For such cases, we use a special operation called constraint check. This feature allows developers to use simple and complex conditions to validate data. These conditions can be easily described using FHIRpath and validated by the system. In addition, it is possible to specify an error for the developer and for the client to display a convenient human-readable error.

With this approach, developers do not need to write special validation methods on the server side, everything can be described in one Questionnaire file.
Step V. Extract
The step at which data makes sense
FHIR SDC Extract operation scheme
Extract operation scheme
The questionnaire may contain a large amount of information:
1. Patient's personal data;
2. Chronic diseases;
3. Current complaints;
4. Subjective and objective states;
5. Prescribed medications;
6. Future consultations.

The QuestionnaireResponse resource is not the best option to store data. It is not search-friendly and it is challenging to analyze unstructured QuestionnaireResponse data. It is more suitable to operate with FHIR resources like Patient, Condition, Observation, MedicineStatement, Appointment, etc.
To do it, we should transform the data from the QuestionnaireResponse and create, edit or delete FHIR resources.

In this case, the Mapper resource comes to the rescue, which allows you to describe in a declarative form the data that you want to take from the QuestionnaireResponse and the actions that you want to perform with this data.

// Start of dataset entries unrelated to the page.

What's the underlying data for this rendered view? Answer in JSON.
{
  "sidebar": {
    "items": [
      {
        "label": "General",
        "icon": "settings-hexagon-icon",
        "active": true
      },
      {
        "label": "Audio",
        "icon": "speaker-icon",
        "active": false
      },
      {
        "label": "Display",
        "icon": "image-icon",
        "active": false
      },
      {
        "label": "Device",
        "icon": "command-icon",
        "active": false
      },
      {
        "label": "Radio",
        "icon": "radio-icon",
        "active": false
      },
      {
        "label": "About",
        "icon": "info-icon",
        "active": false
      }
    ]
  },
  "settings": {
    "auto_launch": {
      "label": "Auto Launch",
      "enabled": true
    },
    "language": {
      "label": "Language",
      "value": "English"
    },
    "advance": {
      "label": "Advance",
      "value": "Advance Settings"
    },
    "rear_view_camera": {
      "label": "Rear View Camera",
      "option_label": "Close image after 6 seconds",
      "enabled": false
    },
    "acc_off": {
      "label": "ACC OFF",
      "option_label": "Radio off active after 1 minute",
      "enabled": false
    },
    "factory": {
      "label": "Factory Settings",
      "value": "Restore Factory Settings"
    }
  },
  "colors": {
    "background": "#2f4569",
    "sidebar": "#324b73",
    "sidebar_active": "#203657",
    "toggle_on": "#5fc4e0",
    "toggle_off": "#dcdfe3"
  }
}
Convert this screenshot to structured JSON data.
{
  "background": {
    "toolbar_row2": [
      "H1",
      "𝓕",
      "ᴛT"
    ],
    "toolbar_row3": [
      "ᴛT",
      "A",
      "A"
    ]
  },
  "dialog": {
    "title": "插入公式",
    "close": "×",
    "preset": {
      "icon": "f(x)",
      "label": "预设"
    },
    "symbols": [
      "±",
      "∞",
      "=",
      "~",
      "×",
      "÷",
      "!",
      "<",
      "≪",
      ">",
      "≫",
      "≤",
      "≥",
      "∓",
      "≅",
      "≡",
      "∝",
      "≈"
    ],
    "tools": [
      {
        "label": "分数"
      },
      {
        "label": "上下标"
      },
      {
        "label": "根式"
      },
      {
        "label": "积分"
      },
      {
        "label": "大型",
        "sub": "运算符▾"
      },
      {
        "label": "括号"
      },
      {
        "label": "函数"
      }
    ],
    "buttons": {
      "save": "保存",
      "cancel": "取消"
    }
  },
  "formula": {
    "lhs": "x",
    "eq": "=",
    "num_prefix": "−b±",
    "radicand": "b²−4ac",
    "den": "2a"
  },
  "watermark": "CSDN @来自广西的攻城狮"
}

This approach allows us to declaratively specify what information we expect and what we want to do with it.
Debugging of the Patient's Mapper in SDC IDE
This screencast shows the process of debugging a mapper. As you can see, the developer uses a form to enter data. As a result, the developer will receive a transaction that will be used as a result of the mapper. In this case, a patient will be created with the data entered in the form.
Step IV. Form configuration
It is important to use a user-friendly, branded design for forms. SDC provides the ability of widget customization. You can use any tool you want to configure input components. We prefer the StoryBook This tool allows you to develop and test your components in an isolated environment. You can test inputs and outputs, configure props, and so on.
Add support for date type question via StoryBook
In this example, we are adding support for the DateTime question type for the Questionnaire form
By using the Questionnaire based approach with FHIR SDC you get stable, fast and smart forms on any target platform.
Let's revise issues from the start of this article and take a look at how SDC solves those issues.
The Questionnaire FHIR resource is a standard way of describing a form that is applicable to medical profile tasks. It is convenient, logical, and well documented. And now, instead of transferring their expertise to software developers, the practitioner can use this resource to prepare the form. With this approach, it is not necessary to involve additional software developers to prepare the form for other platforms. Because Questionnaire will work the same for web, mobile and desktop. With FHIR SDC, no longer need to work with multiple sources of knowledge. The only sources of knowledge now are Questionnaire and Mapper. These FHIR resources have everything you need for correct functionality of the Form. Questions, their types, data to populate, validation rules and information about how and where this data should be saved. In addition, there are many FHIR compatible tools for creating questionnaires. The doctor can create, edit questionnaires and visually see the result.

We successfully apply this approach in all projects. With this approach, we have significantly reduced the time and cost of developing medical information systems of any complexity.
FHIR is a standard for health care data exchange, published by HL7®.
The base FHIR specification defines these resources but doesn't provide much guidance around how they should be used, nor does it set minimal expectations for interoperation.

SDC spec implementation as Aidbox application
Demonstration of our tooling for working with questionnaire forms
Video materials
Get free consultation
If you already have a project in mind or just want to talk about an idea you have, just drop us a line to and we'll be happy to chat.